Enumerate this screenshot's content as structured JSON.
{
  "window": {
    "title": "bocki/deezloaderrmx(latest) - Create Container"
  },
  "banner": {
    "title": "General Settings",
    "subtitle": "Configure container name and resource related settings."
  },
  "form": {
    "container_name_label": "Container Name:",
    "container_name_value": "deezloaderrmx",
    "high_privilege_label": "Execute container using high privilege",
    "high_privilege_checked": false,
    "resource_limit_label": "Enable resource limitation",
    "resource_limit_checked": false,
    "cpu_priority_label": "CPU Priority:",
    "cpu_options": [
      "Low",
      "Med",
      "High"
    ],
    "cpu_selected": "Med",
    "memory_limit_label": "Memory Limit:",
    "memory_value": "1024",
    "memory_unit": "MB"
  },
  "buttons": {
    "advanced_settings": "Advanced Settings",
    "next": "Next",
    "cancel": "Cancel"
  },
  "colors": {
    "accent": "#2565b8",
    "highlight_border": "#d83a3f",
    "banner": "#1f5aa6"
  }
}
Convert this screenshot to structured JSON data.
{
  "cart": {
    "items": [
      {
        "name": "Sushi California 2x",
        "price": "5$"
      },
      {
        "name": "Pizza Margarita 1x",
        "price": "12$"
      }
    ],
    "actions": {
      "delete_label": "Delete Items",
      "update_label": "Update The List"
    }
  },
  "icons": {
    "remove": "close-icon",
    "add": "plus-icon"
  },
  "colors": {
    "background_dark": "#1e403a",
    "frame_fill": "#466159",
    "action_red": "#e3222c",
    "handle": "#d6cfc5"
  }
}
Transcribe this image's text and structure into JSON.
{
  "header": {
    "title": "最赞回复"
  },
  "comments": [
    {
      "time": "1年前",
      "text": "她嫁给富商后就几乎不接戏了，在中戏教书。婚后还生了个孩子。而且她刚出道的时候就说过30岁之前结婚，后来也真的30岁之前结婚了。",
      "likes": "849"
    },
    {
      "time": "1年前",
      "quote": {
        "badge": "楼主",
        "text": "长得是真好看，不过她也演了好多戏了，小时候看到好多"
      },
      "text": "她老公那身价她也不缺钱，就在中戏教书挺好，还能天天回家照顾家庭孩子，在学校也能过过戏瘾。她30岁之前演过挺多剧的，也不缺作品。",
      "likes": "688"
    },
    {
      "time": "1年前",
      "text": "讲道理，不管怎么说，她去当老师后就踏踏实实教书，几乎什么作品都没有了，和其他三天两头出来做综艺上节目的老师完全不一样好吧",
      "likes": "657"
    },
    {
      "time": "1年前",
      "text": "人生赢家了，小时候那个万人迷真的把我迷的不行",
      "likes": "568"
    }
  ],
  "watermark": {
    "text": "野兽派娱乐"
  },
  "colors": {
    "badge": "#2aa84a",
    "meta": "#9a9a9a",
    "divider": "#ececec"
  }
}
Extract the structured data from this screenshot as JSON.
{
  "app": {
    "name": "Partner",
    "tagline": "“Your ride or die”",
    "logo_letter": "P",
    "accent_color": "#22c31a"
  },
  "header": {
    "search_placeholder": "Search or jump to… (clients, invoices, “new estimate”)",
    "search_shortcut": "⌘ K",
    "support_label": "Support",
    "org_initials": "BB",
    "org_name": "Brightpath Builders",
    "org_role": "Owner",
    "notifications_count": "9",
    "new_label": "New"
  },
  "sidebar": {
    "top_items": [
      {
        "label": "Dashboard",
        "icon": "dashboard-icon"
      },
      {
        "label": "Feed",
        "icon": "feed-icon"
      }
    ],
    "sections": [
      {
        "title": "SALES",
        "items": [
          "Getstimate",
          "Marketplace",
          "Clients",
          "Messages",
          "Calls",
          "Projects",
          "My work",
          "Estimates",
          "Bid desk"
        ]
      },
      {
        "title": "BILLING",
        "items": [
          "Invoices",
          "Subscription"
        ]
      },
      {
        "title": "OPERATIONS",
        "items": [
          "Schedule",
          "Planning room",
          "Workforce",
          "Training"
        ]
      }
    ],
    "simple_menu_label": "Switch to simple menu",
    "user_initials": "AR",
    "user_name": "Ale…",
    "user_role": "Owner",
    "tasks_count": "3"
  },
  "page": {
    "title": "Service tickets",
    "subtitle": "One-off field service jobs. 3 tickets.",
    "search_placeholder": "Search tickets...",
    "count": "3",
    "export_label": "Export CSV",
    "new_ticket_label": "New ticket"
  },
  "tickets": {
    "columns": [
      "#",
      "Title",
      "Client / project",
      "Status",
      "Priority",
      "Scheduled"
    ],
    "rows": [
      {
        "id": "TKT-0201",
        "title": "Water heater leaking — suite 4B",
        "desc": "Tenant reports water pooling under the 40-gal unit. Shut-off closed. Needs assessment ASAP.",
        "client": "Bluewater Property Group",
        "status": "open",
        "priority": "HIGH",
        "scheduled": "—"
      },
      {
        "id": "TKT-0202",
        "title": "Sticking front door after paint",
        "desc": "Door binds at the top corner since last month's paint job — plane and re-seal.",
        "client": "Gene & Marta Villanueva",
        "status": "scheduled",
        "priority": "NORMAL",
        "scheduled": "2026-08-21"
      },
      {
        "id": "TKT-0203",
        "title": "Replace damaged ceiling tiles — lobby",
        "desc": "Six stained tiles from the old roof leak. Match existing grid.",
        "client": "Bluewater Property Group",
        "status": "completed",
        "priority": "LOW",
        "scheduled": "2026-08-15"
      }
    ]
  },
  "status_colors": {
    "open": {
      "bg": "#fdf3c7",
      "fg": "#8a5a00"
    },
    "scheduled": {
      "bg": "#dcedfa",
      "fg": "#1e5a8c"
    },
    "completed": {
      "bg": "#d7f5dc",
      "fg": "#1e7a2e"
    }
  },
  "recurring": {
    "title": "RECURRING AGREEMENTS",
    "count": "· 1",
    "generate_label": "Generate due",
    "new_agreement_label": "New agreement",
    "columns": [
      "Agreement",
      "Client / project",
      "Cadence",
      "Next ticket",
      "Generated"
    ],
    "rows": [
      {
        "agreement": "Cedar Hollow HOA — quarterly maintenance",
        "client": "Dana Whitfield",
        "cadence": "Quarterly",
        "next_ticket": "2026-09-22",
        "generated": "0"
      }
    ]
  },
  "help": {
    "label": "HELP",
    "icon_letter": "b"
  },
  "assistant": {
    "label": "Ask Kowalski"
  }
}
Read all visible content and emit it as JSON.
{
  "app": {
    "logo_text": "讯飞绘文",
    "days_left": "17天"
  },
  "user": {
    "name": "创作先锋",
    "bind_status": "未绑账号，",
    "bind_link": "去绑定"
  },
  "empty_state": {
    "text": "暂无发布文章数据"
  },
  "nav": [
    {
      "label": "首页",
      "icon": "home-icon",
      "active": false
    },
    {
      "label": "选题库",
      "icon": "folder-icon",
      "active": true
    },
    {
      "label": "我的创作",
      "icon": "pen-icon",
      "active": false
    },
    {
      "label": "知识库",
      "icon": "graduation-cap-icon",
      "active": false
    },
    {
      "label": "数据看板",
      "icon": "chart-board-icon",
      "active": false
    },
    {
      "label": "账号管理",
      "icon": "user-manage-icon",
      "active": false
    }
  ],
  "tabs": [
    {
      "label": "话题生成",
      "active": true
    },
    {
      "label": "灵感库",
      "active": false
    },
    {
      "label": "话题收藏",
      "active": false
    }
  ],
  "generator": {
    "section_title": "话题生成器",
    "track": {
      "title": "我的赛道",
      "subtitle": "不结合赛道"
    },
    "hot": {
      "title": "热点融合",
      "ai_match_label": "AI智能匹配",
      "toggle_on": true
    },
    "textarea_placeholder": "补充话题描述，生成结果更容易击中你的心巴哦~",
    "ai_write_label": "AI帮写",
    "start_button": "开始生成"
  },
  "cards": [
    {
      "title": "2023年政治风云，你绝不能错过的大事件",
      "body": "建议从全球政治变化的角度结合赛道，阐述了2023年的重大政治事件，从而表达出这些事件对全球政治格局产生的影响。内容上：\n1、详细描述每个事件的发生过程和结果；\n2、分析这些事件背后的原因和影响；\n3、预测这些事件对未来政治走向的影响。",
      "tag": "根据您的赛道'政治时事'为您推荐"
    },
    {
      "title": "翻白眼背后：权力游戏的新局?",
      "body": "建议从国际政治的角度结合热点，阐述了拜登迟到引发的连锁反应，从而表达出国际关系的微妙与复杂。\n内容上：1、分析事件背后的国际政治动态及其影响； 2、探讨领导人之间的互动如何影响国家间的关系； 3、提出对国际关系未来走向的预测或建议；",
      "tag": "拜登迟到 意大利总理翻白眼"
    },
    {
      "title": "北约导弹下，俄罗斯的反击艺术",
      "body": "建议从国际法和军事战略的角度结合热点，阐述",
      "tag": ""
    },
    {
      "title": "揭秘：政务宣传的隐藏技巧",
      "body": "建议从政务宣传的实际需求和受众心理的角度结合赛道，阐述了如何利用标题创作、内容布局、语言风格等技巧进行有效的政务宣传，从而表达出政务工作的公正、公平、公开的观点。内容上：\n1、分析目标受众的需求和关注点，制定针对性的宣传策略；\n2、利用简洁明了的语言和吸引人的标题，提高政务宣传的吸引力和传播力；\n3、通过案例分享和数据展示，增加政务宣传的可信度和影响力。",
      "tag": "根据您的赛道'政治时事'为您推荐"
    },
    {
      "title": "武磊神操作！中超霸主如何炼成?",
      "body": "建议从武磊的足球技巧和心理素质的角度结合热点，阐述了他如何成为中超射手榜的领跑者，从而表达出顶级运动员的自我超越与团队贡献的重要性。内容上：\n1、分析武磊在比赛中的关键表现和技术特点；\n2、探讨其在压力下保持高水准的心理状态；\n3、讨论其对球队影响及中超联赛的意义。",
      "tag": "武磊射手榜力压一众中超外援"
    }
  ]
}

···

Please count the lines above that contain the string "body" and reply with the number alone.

▶ [Reply]: 5